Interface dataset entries
____
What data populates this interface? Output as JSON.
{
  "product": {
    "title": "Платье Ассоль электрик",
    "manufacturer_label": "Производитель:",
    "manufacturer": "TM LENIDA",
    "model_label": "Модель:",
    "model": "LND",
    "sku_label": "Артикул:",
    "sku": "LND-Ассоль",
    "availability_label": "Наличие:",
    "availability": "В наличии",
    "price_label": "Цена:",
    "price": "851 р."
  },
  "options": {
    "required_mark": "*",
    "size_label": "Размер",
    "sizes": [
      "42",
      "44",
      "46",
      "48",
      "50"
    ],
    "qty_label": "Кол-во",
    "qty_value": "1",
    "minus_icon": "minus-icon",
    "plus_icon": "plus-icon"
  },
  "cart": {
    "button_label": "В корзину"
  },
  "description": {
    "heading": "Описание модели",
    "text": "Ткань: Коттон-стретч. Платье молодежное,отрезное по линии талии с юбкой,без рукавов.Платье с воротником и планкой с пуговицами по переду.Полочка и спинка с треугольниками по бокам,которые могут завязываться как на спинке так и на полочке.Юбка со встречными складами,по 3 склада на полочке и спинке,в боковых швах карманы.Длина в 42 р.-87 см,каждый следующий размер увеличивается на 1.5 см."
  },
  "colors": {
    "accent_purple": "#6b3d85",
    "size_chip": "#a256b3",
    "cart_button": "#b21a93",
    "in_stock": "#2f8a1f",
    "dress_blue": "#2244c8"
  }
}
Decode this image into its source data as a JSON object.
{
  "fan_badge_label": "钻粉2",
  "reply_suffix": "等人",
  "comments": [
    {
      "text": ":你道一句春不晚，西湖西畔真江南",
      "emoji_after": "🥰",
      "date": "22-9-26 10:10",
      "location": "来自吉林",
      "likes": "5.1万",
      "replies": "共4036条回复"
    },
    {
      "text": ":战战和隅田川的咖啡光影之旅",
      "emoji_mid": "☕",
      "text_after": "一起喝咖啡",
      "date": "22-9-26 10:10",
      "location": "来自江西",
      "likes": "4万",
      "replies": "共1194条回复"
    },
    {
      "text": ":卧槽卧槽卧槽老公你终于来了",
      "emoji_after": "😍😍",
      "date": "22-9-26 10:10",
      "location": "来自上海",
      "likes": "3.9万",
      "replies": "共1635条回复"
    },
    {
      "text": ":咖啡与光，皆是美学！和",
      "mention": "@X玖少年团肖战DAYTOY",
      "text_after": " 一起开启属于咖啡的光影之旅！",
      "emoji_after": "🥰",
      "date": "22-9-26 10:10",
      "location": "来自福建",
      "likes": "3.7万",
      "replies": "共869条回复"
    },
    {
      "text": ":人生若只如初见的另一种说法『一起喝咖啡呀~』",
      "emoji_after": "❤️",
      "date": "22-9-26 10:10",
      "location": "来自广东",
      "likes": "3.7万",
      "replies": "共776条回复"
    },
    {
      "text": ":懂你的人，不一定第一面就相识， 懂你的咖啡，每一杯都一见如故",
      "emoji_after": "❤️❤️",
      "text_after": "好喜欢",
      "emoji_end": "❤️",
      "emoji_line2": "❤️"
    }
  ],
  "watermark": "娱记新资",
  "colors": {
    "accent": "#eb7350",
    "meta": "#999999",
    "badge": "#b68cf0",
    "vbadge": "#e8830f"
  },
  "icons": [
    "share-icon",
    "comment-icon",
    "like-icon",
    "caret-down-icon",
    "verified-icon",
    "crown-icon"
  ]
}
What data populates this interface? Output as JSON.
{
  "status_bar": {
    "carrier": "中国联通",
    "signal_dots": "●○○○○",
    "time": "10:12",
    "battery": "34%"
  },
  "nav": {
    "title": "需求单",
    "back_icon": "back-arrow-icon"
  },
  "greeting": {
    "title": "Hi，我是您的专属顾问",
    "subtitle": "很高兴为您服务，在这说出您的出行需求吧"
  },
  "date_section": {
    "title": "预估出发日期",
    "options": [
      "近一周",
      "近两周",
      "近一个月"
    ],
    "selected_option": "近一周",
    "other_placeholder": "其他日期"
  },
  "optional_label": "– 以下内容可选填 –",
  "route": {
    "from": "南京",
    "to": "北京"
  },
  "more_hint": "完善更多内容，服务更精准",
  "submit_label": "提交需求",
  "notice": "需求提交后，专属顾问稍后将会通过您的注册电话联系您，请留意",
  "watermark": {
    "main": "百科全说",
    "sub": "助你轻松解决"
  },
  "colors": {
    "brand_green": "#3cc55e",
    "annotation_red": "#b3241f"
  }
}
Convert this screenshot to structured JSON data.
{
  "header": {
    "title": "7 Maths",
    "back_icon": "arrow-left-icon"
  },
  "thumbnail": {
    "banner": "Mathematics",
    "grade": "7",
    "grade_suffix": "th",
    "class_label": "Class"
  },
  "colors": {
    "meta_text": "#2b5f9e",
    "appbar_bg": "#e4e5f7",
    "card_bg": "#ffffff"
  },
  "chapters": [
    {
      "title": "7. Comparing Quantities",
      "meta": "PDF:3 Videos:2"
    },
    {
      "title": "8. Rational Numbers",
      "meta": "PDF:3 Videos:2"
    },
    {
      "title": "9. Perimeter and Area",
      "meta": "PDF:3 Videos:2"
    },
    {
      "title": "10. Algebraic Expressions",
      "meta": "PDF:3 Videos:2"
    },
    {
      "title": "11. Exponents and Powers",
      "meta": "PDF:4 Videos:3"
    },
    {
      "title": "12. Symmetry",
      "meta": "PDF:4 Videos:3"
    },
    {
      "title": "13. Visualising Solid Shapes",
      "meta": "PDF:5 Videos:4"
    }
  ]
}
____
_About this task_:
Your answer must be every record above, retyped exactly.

_Completed exercise_:
What data populates this interface? Output as JSON.
{
  "product": {
    "title": "Платье Ассоль электрик",
    "manufacturer_label": "Производитель:",
    "manufacturer": "TM LENIDA",
    "model_label": "Модель:",
    "model": "LND",
    "sku_label": "Артикул:",
    "sku": "LND-Ассоль",
    "availability_label": "Наличие:",
    "availability": "В наличии",
    "price_label": "Цена:",
    "price": "851 р."
  },
  "options": {
    "required_mark": "*",
    "size_label": "Размер",
    "sizes": [
      "42",
      "44",
      "46",
      "48",
      "50"
    ],
    "qty_label": "Кол-во",
    "qty_value": "1",
    "minus_icon": "minus-icon",
    "plus_icon": "plus-icon"
  },
  "cart": {
    "button_label": "В корзину"
  },
  "description": {
    "heading": "Описание модели",
    "text": "Ткань: Коттон-стретч. Платье молодежное,отрезное по линии талии с юбкой,без рукавов.Платье с воротником и планкой с пуговицами по переду.Полочка и спинка с треугольниками по бокам,которые могут завязываться как на спинке так и на полочке.Юбка со встречными складами,по 3 склада на полочке и спинке,в боковых швах карманы.Длина в 42 р.-87 см,каждый следующий размер увеличивается на 1.5 см."
  },
  "colors": {
    "accent_purple": "#6b3d85",
    "size_chip": "#a256b3",
    "cart_button": "#b21a93",
    "in_stock": "#2f8a1f",
    "dress_blue": "#2244c8"
  }
}
Decode this image into its source data as a JSON object.
{
  "fan_badge_label": "钻粉2",
  "reply_suffix": "等人",
  "comments": [
    {
      "text": ":你道一句春不晚，西湖西畔真江南",
      "emoji_after": "🥰",
      "date": "22-9-26 10:10",
      "location": "来自吉林",
      "likes": "5.1万",
      "replies": "共4036条回复"
    },
    {
      "text": ":战战和隅田川的咖啡光影之旅",
      "emoji_mid": "☕",
      "text_after": "一起喝咖啡",
      "date": "22-9-26 10:10",
      "location": "来自江西",
      "likes": "4万",
      "replies": "共1194条回复"
    },
    {
      "text": ":卧槽卧槽卧槽老公你终于来了",
      "emoji_after": "😍😍",
      "date": "22-9-26 10:10",
      "location": "来自上海",
      "likes": "3.9万",
      "replies": "共1635条回复"
    },
    {
      "text": ":咖啡与光，皆是美学！和",
      "mention": "@X玖少年团肖战DAYTOY",
      "text_after": " 一起开启属于咖啡的光影之旅！",
      "emoji_after": "🥰",
      "date": "22-9-26 10:10",
      "location": "来自福建",
      "likes": "3.7万",
      "replies": "共869条回复"
    },
    {
      "text": ":人生若只如初见的另一种说法『一起喝咖啡呀~』",
      "emoji_after": "❤️",
      "date": "22-9-26 10:10",
      "location": "来自广东",
      "likes": "3.7万",
      "replies": "共776条回复"
    },
    {
      "text": ":懂你的人，不一定第一面就相识， 懂你的咖啡，每一杯都一见如故",
      "emoji_after": "❤️❤️",
      "text_after": "好喜欢",
      "emoji_end": "❤️",
      "emoji_line2": "❤️"
    }
  ],
  "watermark": "娱记新资",
  "colors": {
    "accent": "#eb7350",
    "meta": "#999999",
    "badge": "#b68cf0",
    "vbadge": "#e8830f"
  },
  "icons": [
    "share-icon",
    "comment-icon",
    "like-icon",
    "caret-down-icon",
    "verified-icon",
    "crown-icon"
  ]
}
What data populates this interface? Output as JSON.
{
  "status_bar": {
    "carrier": "中国联通",
    "signal_dots": "●○○○○",
    "time": "10:12",
    "battery": "34%"
  },
  "nav": {
    "title": "需求单",
    "back_icon": "back-arrow-icon"
  },
  "greeting": {
    "title": "Hi，我是您的专属顾问",
    "subtitle": "很高兴为您服务，在这说出您的出行需求吧"
  },
  "date_section": {
    "title": "预估出发日期",
    "options": [
      "近一周",
      "近两周",
      "近一个月"
    ],
    "selected_option": "近一周",
    "other_placeholder": "其他日期"
  },
  "optional_label": "– 以下内容可选填 –",
  "route": {
    "from": "南京",
    "to": "北京"
  },
  "more_hint": "完善更多内容，服务更精准",
  "submit_label": "提交需求",
  "notice": "需求提交后，专属顾问稍后将会通过您的注册电话联系您，请留意",
  "watermark": {
    "main": "百科全说",
    "sub": "助你轻松解决"
  },
  "colors": {
    "brand_green": "#3cc55e",
    "annotation_red": "#b3241f"
  }
}
Convert this screenshot to structured JSON data.
{
  "header": {
    "title": "7 Maths",
    "back_icon": "arrow-left-icon"
  },
  "thumbnail": {
    "banner": "Mathematics",
    "grade": "7",
    "grade_suffix": "th",
    "class_label": "Class"
  },
  "colors": {
    "meta_text": "#2b5f9e",
    "appbar_bg": "#e4e5f7",
    "card_bg": "#ffffff"
  },
  "chapters": [
    {
      "title": "7. Comparing Quantities",
      "meta": "PDF:3 Videos:2"
    },
    {
      "title": "8. Rational Numbers",
      "meta": "PDF:3 Videos:2"
    },
    {
      "title": "9. Perimeter and Area",
      "meta": "PDF:3 Videos:2"
    },
    {
      "title": "10. Algebraic Expressions",
      "meta": "PDF:3 Videos:2"
    },
    {
      "title": "11. Exponents and Powers",
      "meta": "PDF:4 Videos:3"
    },
    {
      "title": "12. Symmetry",
      "meta": "PDF:4 Videos:3"
    },
    {
      "title": "13. Visualising Solid Shapes",
      "meta": "PDF:5 Videos:4"
    }
  ]
}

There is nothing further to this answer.